In my previous post, I introduced a concept I call "spell mastery", which allows magic-users to spontaneously cast certain spells. The rule, lifted from 3rd edition D&D and modified, seems workable enough, though it hasn't yet been playtested. I'm still trying to figure out exactly what process characters will have to undertake in order to gain spell masteries, but I do have some ideas.
I thought about awarding a set number of masteries based on the character's experience level, but that feels a bit dull, not to mention that it would mean that literally all magic-users would have mastered at least a few spells. I want spell mastery to feel more impressive than that. (Still, I'll probably give starting characters a mastered spell or two, most likely based on their Intelligence score.)

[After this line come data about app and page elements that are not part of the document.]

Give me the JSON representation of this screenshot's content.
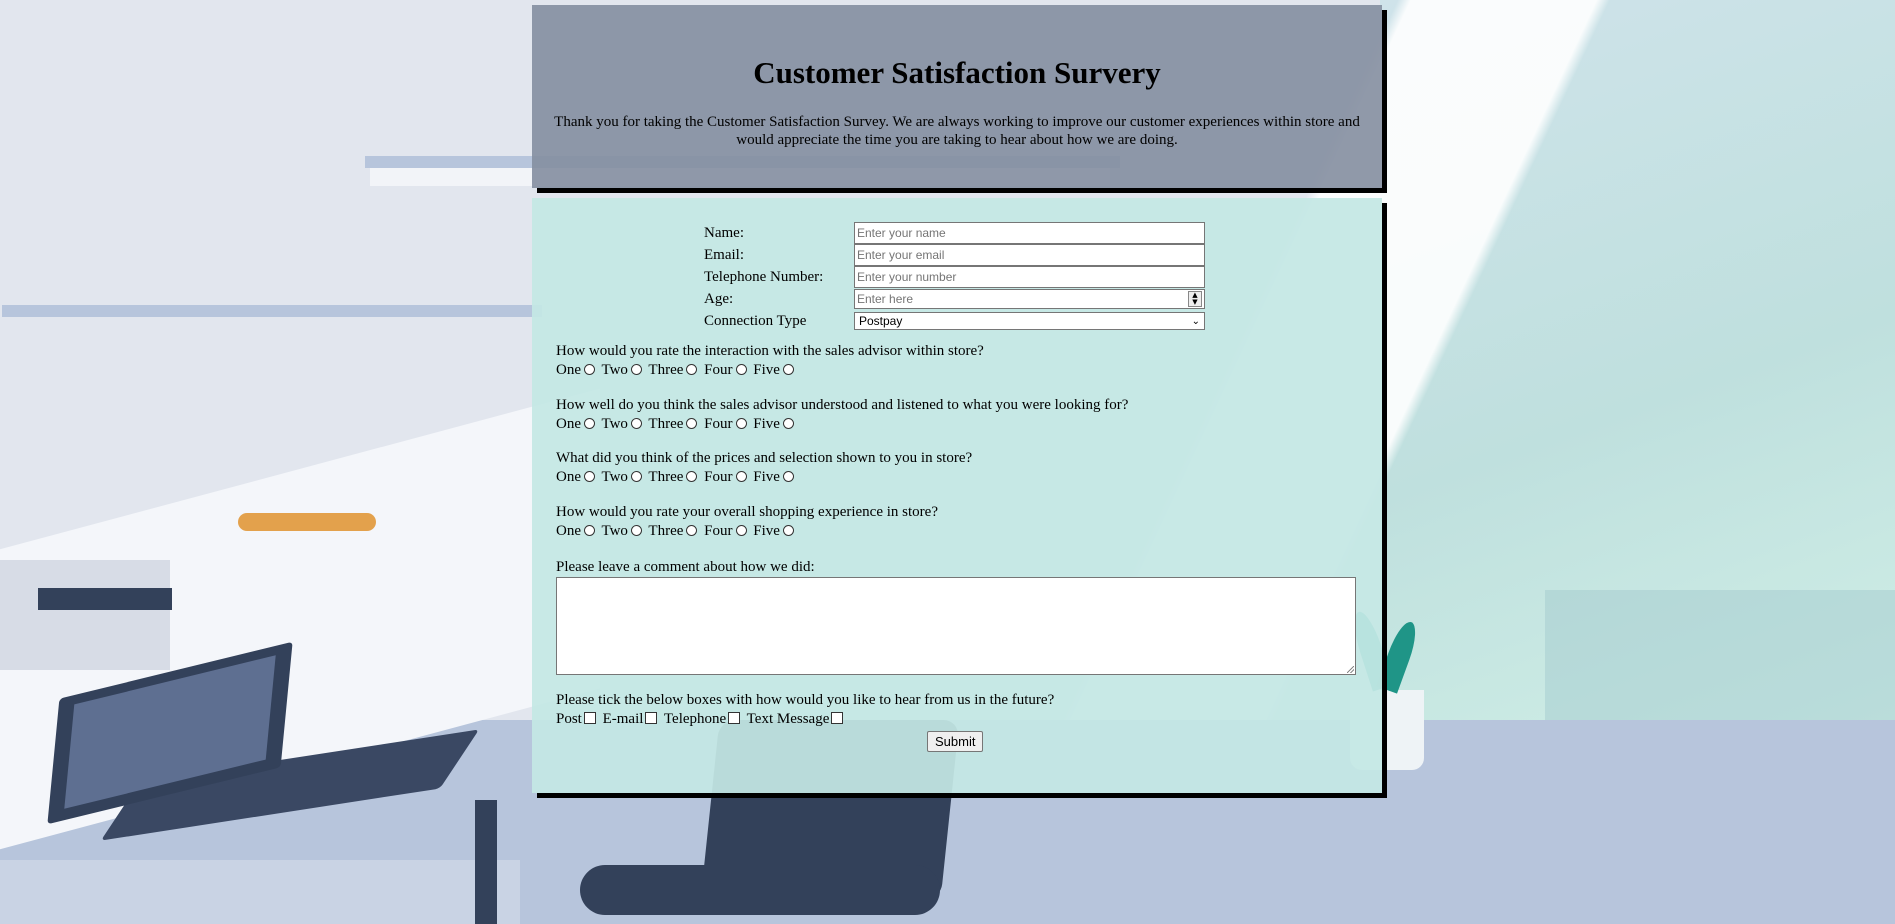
{
  "header": {
    "title": "Customer Satisfaction Survery",
    "intro": "Thank you for taking the Customer Satisfaction Survey. We are always working to improve our customer experiences within store and would appreciate the time you are taking to hear about how we are doing."
  },
  "fields": {
    "name": {
      "label": "Name:",
      "placeholder": "Enter your name"
    },
    "email": {
      "label": "Email:",
      "placeholder": "Enter your email"
    },
    "telephone": {
      "label": "Telephone Number:",
      "placeholder": "Enter your number"
    },
    "age": {
      "label": "Age:",
      "placeholder": "Enter here"
    },
    "connection": {
      "label": "Connection Type",
      "value": "Postpay"
    }
  },
  "rating_options": [
    "One",
    "Two",
    "Three",
    "Four",
    "Five"
  ],
  "questions": [
    "How would you rate the interaction with the sales advisor within store?",
    "How well do you think the sales advisor understood and listened to what you were looking for?",
    "What did you think of the prices and selection shown to you in store?",
    "How would you rate your overall shopping experience in store?"
  ],
  "comment": {
    "label": "Please leave a comment about how we did:",
    "value": ""
  },
  "contact": {
    "question": "Please tick the below boxes with how would you like to hear from us in the future?",
    "options": [
      "Post",
      "E-mail",
      "Telephone",
      "Text Message"
    ]
  },
  "submit_label": "Submit",
  "colors": {
    "header_panel": "#848ea0",
    "form_panel": "#c4e7e4",
    "panel_shadow": "#000000"
  }
}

I also dislike the idea of creating schools or domains of related spells from which a character would have to choose. I thought long and hard about it, and in the end I feel that imposing a classification system on D&D's already reliable and mechanistic way of handling magic is just making the whole thing feel even more like a science (or worse, a technology). I've got no problem with players choosing to master spells that are related thematically, but I'm not going to force them to - if somebody wants their character to master ventriloquism, anti-plant shell, and teleport, I'm not going to object.
So, I'm thinking about making characters seek out a mentor in order to master spells. These mentors wouldn't just be old wizards that charge for magic lessons, though. I'm picturing something more like Fafhrd and the Grey Mouser's mentors, Sheelba of the Eyeless Face and Ningauble of the Seven Eyes: mysterious and inhuman figures whose goals are often inscrutable. Or they could be like the "Spirits, Partly Evil and Partly Good" described in the old demonology tract, The Goetia, who impart specific knowlege and abilities to those who call upon them, but are inherently unruly and untrustworthy (and will often seek to harm an unprepared or arrogant student).
Seeking a mentor would not be a quick or easy task. I could handle such a thing as a full-blown adventure - "Quest for the Cave of the Hidden Master" or what have you - but then I risk making the magic-user and his acquisition of spell masteries the subject of the entire campaign, relegating the poor fighters, thieves, and the rest to the role of bodyguards and henchmen. (There's already an RPG for that: Ars Magica.) My current thinking is that the best way to handle it might be something like the carousing table, to be used in the downtime between adventures, in order to keep one character's spell-questing from distracting from the meat of the campaign. Some kind of formula that lets characters convert earned gold and invested time into a chance at spell mastery, with a nice random mishap chart, I think...